World Rugby Officiating : The home of Rugby officiating on the web : Match Observation Programme

Match official positioning

Referees can only follow the officiating process to observe, analyse and decide if they are close to the action.

To find your position in each situation of the game, you have to be equipped with a basic fitness and a sound knowledge of the Game. But:

What is the ‘best’ position for the referee in each situation?

As simple as this question is, the answer is even simpler:

There is no ‘best’ position applicable to every referee in every situation.

Positioning needs constant adaptations and the best position is never a fix-point but a constant strive for the ‘best possible’ solution in that particular game situation with regard to:

  • The ball.
  • The ball carrier.
  • The opponent of the ball carrier.
  • The position of the other players.
  • The position on the pitch.

Knowledge of the Game is vital here because it determines the priorities when looking for the best possible positioning in a particular situation. The level and speed of the game you referee requires also flexibility in terms of running patterns and lines. Referees fitness and good acceleration will allow to adapt over the period of 80 minutes.
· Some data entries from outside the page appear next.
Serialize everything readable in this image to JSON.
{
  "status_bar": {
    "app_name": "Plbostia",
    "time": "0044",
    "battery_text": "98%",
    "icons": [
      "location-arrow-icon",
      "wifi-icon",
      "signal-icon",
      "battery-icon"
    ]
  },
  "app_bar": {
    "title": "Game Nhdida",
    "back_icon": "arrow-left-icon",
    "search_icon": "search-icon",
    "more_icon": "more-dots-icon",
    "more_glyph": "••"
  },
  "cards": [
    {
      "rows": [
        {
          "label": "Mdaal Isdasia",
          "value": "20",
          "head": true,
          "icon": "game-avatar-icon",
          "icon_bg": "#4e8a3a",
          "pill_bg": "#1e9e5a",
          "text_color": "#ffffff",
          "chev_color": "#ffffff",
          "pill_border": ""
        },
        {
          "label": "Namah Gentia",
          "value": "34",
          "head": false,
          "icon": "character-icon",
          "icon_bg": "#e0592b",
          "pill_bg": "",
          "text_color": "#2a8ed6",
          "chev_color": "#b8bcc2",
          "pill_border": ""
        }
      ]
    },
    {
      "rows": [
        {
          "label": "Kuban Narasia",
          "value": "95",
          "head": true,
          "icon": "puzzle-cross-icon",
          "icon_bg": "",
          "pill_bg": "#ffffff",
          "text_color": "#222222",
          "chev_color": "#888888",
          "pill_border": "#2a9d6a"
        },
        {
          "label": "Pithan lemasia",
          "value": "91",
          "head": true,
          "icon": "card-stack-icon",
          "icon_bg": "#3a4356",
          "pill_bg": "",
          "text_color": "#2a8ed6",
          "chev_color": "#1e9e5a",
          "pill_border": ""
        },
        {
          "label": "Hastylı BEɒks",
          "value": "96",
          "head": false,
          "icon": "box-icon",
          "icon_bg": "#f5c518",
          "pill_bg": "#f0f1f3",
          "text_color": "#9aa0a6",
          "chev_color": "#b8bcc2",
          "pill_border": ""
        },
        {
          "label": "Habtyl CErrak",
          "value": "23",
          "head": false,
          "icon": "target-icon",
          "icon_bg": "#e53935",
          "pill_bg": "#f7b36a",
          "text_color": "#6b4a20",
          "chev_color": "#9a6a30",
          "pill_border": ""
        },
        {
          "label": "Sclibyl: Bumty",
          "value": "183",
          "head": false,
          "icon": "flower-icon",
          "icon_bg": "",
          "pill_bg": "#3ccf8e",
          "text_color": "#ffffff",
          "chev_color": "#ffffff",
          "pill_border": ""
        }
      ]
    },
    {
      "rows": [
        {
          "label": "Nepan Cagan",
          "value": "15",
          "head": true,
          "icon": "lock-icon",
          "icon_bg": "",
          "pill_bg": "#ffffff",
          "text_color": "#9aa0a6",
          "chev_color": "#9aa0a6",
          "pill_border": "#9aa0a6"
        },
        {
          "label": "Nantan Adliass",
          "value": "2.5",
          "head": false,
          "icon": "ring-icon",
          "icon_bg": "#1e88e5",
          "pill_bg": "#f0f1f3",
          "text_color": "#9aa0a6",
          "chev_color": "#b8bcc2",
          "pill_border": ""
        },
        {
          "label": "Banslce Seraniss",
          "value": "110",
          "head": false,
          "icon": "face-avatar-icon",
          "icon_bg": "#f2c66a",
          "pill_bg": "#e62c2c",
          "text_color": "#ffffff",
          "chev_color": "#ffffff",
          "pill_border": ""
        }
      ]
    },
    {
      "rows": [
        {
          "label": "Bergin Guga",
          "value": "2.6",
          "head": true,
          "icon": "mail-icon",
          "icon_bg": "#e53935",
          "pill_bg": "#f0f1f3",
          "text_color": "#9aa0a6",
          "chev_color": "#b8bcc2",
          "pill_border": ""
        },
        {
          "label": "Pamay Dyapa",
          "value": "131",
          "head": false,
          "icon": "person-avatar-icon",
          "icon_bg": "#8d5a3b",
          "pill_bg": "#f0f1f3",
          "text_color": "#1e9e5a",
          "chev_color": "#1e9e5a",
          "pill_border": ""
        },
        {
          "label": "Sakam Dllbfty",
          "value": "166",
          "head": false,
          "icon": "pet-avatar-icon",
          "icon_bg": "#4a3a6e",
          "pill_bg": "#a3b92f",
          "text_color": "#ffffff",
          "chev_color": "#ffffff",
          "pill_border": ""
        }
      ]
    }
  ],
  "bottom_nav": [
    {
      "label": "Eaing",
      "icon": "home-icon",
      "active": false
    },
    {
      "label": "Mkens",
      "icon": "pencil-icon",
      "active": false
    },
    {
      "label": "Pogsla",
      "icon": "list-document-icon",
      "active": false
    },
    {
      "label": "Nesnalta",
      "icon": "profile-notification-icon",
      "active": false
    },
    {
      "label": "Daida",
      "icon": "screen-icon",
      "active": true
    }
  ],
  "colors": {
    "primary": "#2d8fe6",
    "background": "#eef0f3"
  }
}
To observe the game and the players’ actions, the referee is expected to run literally in line with the ball. It puts the referee in the best position to rule on forward passes and knock-ons, and most of the time gives the referee the best view of the ball carrier in general play.